Within Manifesting the Divine the delicate issue of sex is given a high and respectable position, one that goes beyond personal opinion and systematic stereotypes and is based on the cultural structures existing in many black communities. Such structural expediencies are a result of the libidinal inclinations existing in all people which most modern people inhibit so as to show themselves superior to black people, who have been relegated to the body position in the mind/body dialectic.
Nevertheless, black people, particularly black women, feel no shame exhibiting the benefits of a sexually liberated life. The godbody take this mentality even further by prohibiting marriage. Such is not necessarily a bad thing though. In the gospels Jesus says that the angels of God neither marry nor are given in marriage. Therefore the performative of marriage is not necessarily a gospel requirement, however, the godbody are distinguished from monks, nuns and Catholic priests by a simple qualifier: they do have sex and behave hyper-sexual at times.

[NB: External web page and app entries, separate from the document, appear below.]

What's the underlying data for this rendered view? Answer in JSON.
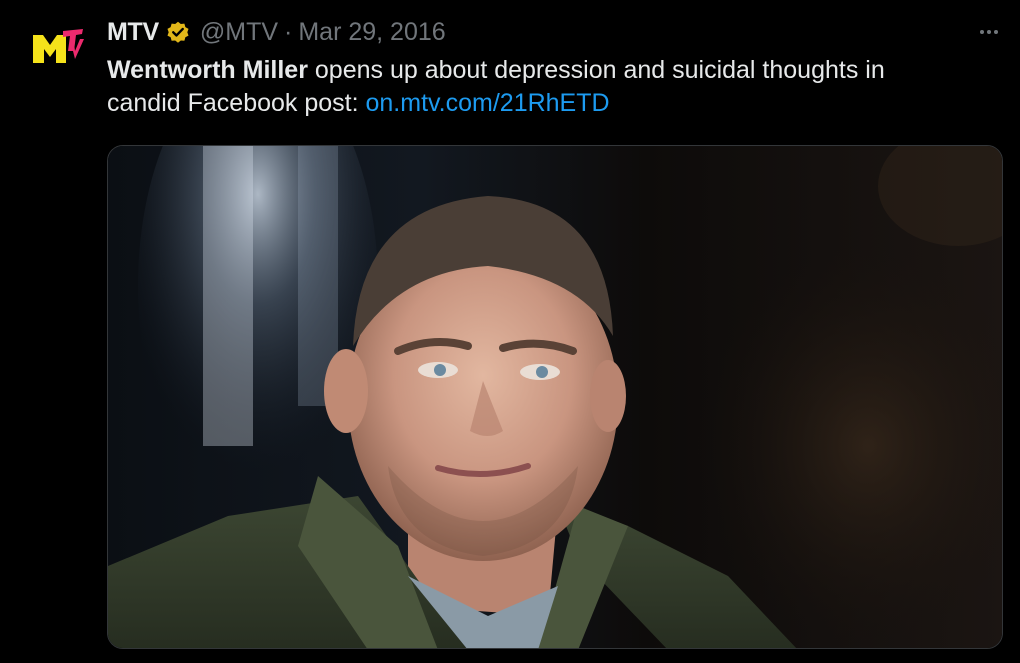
{
  "tweet": {
    "display_name": "MTV",
    "handle": "@MTV",
    "separator": "·",
    "date": "Mar 29, 2016",
    "text_bold": "Wentworth Miller",
    "text_rest_line1": " opens up about depression and suicidal thoughts in",
    "text_line2": "candid Facebook post: ",
    "link_text": "on.mtv.com/21RhETD"
  },
  "avatar": {
    "logo_letters": "MTV"
  },
  "colors": {
    "background": "#000000",
    "text": "#e7e9ea",
    "muted": "#71767b",
    "link": "#1d9bf0",
    "verified_gold": "#e2b719",
    "logo_yellow": "#f5e21a"
  },
  "icons": {
    "verified": "verified-badge-icon",
    "more": "more-horizontal-icon"
  }
}
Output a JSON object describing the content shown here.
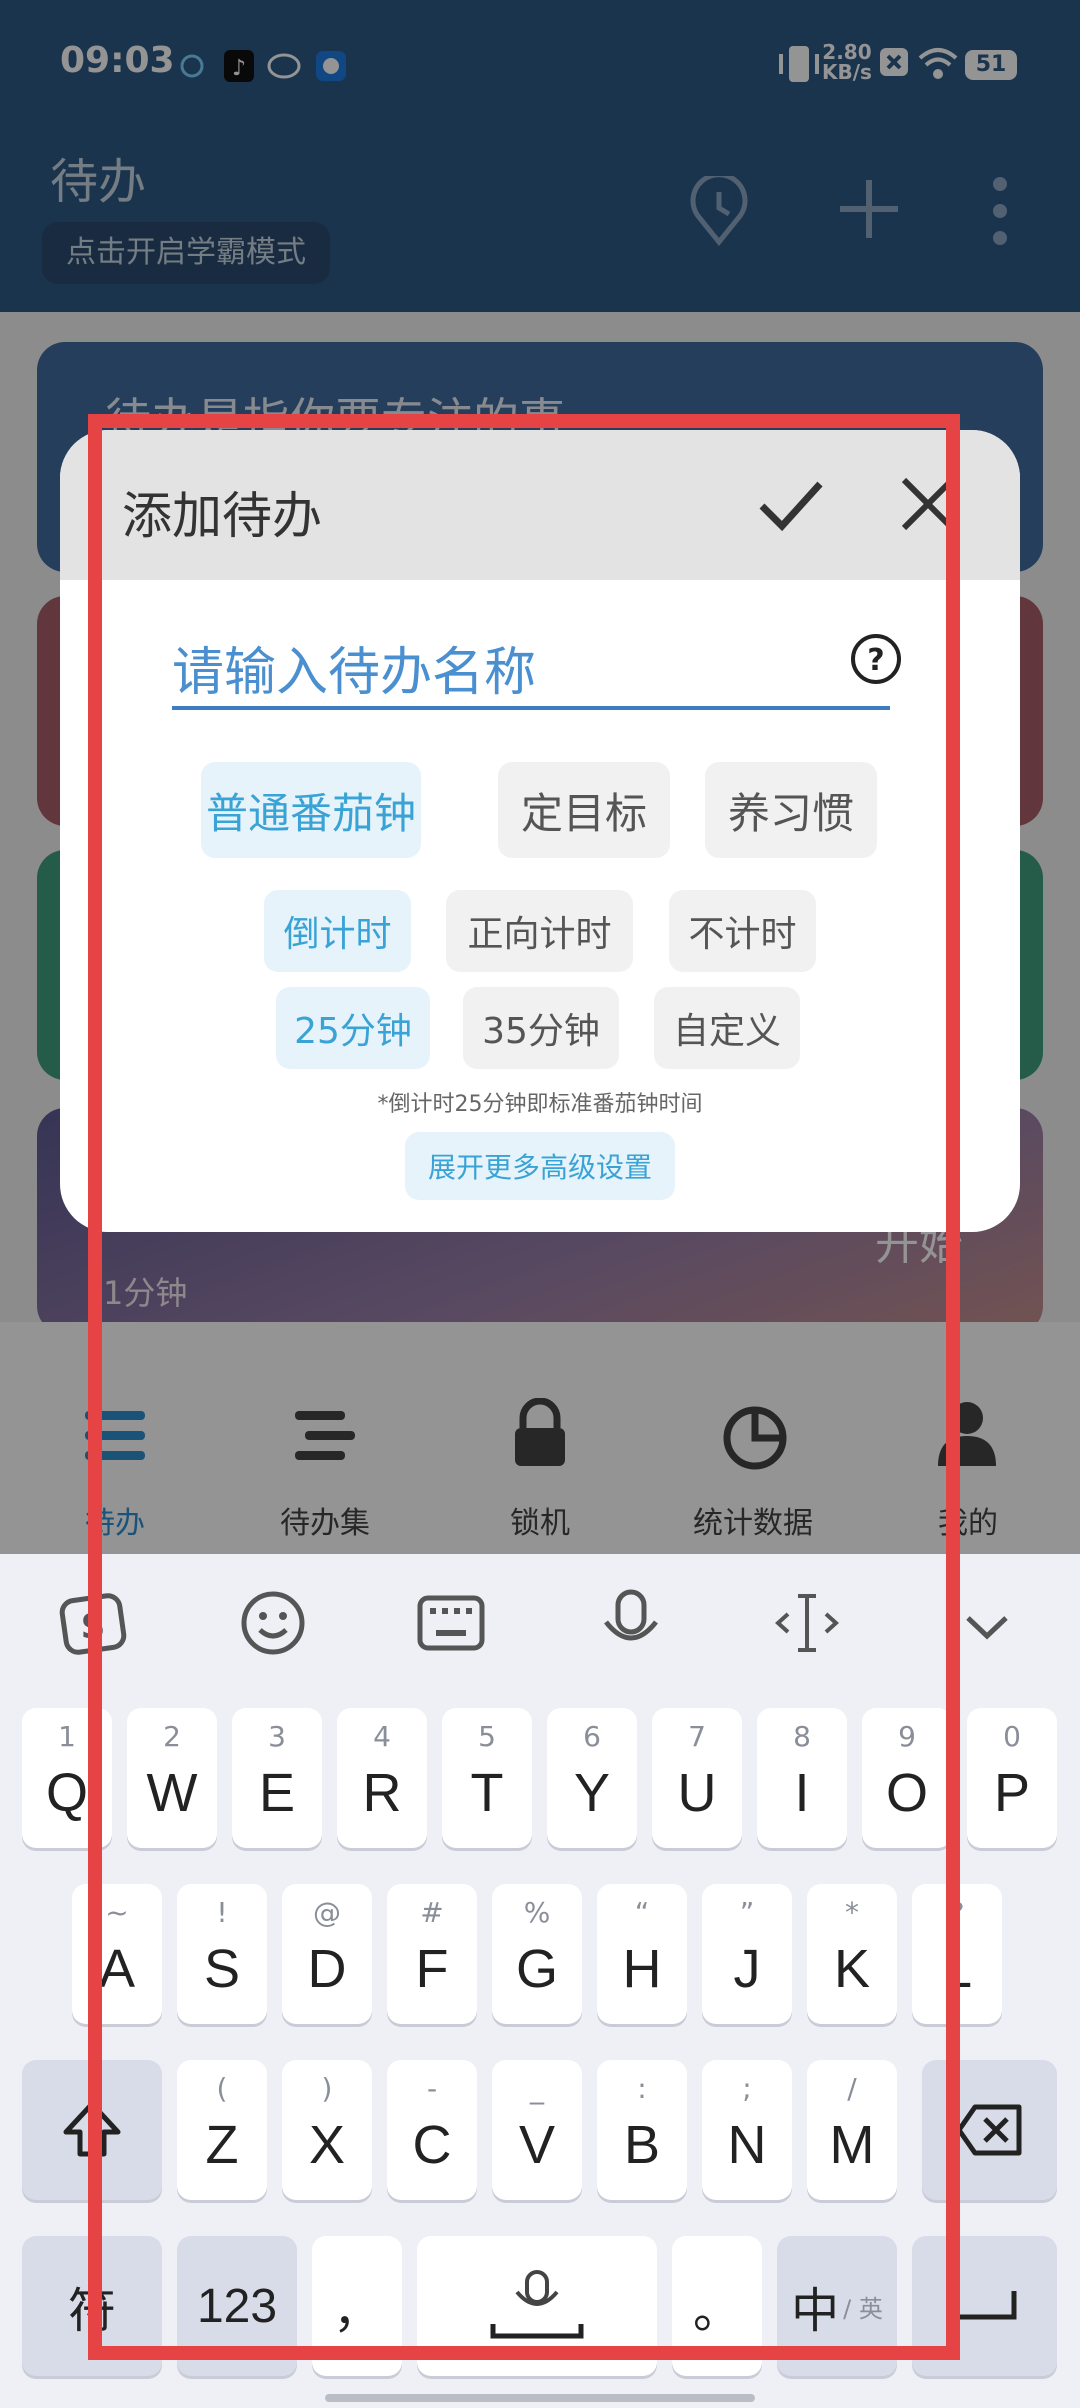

As Manifesting the Divine has already provided an explanation for the libidinal it will merely be necessary at this time to explain what systems are in place within the godbody movement and the Godbody Black Theocracy to keep them from becoming dangerous with their sexuality.
Learn the Driving Force Behind White Supremacy
A final sociological benefit offered by Manifesting the Divine is that it offers an in-depth alternative to neoliberalism in the black community. Neoliberalism is reviewed from its roots in early liberal theory to its historical development in the 1970s, all the way into its current orthodoxical permutation.
All these are critiqued in order to show how neoliberalism has in fact given white people the obsessive mystical fantasy of white domination and left non-white people in a position of trying to play catch-up. The dangers presented by both white and black bourgeoisies are therefore identified and articulated so as to keep the black world from missing the mark of becoming a truly divine people.
However, though offering a critique of neoliberalism it is neither anti-American nor anti-corporation, it is merely anti-racism. The fact of the matter is that if black people spent more time saving themselves from financial or societal difficulties rather than hoping the white man or the system or Jesus Christ will save them then they will be genuinely empowered. It is here that Saunders truly makes his mark.
To purchase Manifesting the Divine click on the link provided.
Again, if you have any praise or criticism please feel free to leave your comments on the review section of Amazon and I will see what I can do.